Riff Diaries: The Wild & Tangy World of Grenadine

Forget the Red Dye No. 4 that defined your childhood drinking days and say hello to the real grenadine.

For most, grenadine is synonymous with sweetened Red Dye No. 4 poured from a jar of maraschino cherries atop a highball glass full of 7UP. But the grenadine we once got jacked up on pounding Shirley Temples has nothing to do with actual grenadine—a sweet and tart syrup made from pomegranate juice that has been used as an ingredient in classic cocktails since the mid-1800s

Given the etymology of the word—which is derived from grenade, the French word for pomegranate—most assume France as the syrup’s birthplace. And while there’s no doubt that grenadine seemed to hit its stride when Paris and London became de-facto capitals for cocktailing during Prohibition, grenadine’s reach was far and wide.

Perhaps the most famous of the grenadine-sweetened cocktails, the Jack Rose—a mix of applejack, grenadine, lemon and lime—has both American and French roots, as it was born in the former and made famous in the latter via its literary appearance at the Hôtel de Crillon in Ernest Hemingway’s The Sun Also Rises (1926).
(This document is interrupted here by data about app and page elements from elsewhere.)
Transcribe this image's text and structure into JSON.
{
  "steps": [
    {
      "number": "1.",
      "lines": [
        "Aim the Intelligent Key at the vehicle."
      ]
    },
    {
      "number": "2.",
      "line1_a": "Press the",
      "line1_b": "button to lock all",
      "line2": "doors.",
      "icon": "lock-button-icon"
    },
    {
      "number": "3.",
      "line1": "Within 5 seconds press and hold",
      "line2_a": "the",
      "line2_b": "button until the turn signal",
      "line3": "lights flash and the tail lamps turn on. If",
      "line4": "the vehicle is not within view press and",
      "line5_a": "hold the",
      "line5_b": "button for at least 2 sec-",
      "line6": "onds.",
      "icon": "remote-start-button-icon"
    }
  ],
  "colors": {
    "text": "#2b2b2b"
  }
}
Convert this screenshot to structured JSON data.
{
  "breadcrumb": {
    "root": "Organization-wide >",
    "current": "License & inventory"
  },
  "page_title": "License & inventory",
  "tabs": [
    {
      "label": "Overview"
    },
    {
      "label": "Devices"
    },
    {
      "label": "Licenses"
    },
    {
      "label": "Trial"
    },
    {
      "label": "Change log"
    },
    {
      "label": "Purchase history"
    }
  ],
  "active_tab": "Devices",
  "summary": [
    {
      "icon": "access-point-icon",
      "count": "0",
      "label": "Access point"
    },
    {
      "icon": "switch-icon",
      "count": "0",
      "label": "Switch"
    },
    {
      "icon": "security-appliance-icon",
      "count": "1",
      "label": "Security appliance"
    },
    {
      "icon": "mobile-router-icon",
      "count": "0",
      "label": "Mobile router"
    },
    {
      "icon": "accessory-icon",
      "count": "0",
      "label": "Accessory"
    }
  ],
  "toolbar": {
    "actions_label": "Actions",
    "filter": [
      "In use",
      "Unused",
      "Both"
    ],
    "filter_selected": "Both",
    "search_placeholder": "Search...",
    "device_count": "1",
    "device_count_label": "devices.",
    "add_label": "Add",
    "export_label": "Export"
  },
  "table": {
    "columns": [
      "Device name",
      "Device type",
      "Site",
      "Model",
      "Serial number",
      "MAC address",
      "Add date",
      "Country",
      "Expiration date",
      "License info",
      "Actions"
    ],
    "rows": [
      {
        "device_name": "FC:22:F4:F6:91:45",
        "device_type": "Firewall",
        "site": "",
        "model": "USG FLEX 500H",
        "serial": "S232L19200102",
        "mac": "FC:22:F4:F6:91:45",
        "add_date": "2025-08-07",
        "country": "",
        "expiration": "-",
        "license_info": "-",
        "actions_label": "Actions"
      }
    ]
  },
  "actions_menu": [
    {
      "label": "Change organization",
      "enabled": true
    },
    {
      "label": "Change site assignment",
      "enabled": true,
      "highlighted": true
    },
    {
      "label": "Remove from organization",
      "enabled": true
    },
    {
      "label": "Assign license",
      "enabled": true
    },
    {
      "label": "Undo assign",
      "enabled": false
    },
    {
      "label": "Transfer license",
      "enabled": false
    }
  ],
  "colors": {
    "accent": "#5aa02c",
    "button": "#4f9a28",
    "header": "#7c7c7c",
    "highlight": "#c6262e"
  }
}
A year later, in Mexico City, the cocktail historian and writer Charles H. Baker immortalized a drink called the Mexican Firing Squad, a Margarita-esque concoction jazzed up with the addition of grenadine and Angostura. It’s arguably Mexico’s second most famous drink.
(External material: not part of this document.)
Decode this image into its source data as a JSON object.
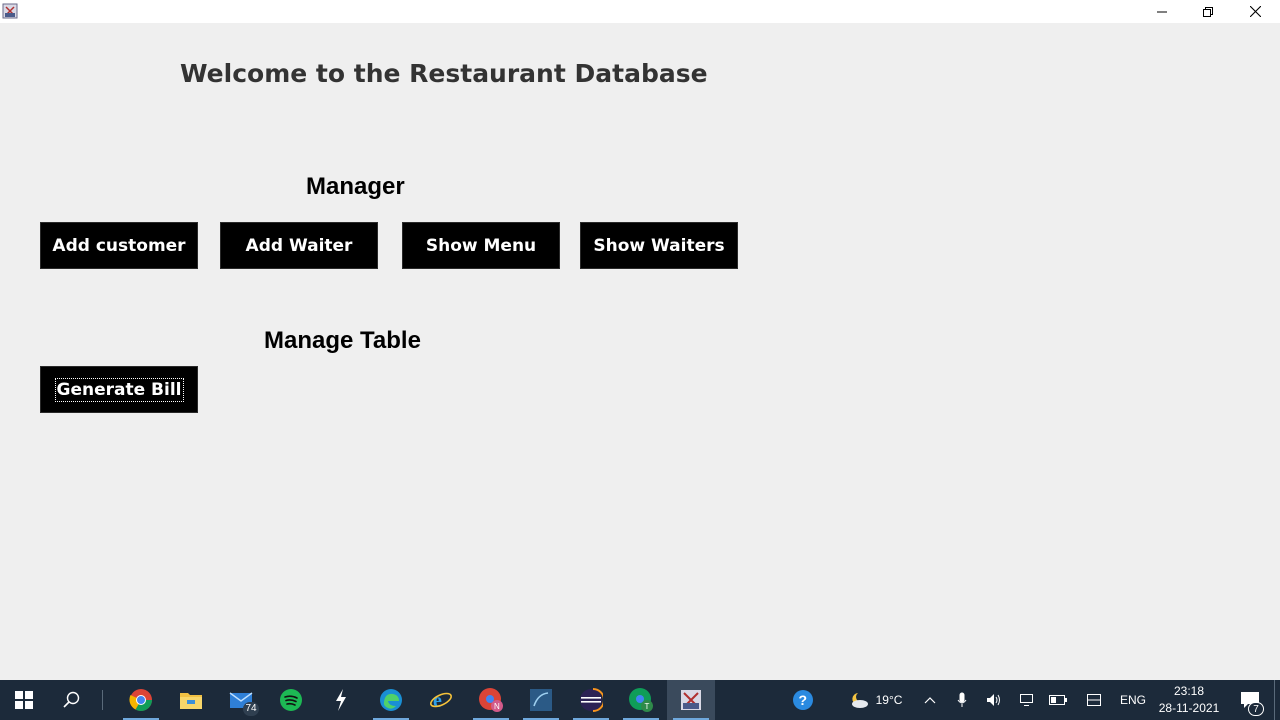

In 1930, the Millionaire Cocktail No. 1 appears in the Savoy Cocktail Book and then goes through several different incarnations under the same name before becoming a close approximation of what Dushan Zaric of Employees Only ended up perfecting for the modern palate.

Rounding out grenadine’s A-team is another drink that found fame in the first half of the 20th century—the Gin Daisy. Originally a simple mix of gin, lime, orange liqueur and seltzer, the new school Gin Daisy kicked orange liqueur to the curb for grenadine by the time the Savoy Cocktail Book was published. Today, both versions of the drink persist, but dare we say, we prefer a little grenadine.
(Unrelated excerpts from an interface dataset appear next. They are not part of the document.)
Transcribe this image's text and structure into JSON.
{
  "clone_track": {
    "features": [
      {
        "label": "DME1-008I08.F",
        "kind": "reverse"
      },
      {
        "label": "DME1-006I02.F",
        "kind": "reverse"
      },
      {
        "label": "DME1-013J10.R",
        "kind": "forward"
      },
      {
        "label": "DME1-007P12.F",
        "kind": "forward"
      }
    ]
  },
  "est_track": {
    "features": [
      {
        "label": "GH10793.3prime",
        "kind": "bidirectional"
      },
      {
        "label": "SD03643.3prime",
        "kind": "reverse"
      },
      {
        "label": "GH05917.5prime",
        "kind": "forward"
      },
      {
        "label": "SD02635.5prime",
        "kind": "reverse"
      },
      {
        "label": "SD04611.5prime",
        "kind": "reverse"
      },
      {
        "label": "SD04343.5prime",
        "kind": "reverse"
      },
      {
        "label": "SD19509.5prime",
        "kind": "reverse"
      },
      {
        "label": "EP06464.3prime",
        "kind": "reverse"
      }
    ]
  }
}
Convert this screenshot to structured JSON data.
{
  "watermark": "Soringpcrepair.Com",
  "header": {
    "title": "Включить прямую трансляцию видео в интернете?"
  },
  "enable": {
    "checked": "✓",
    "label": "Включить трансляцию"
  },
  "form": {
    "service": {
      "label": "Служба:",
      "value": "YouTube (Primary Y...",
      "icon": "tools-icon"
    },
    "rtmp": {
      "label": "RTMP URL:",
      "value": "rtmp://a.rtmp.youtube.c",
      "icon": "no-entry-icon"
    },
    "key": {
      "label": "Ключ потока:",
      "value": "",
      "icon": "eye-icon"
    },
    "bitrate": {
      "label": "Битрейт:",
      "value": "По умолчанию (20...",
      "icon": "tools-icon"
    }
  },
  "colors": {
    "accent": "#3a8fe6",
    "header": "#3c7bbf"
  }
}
The fruity and tart nature of the syrup makes it a punchy sidekick to any light-spirited shaken drink or the sweet component of a long, icy cocktail like a Collins or a buck. Simply substitute equal parts pomegranate juice to sugar, heat to combine and voilà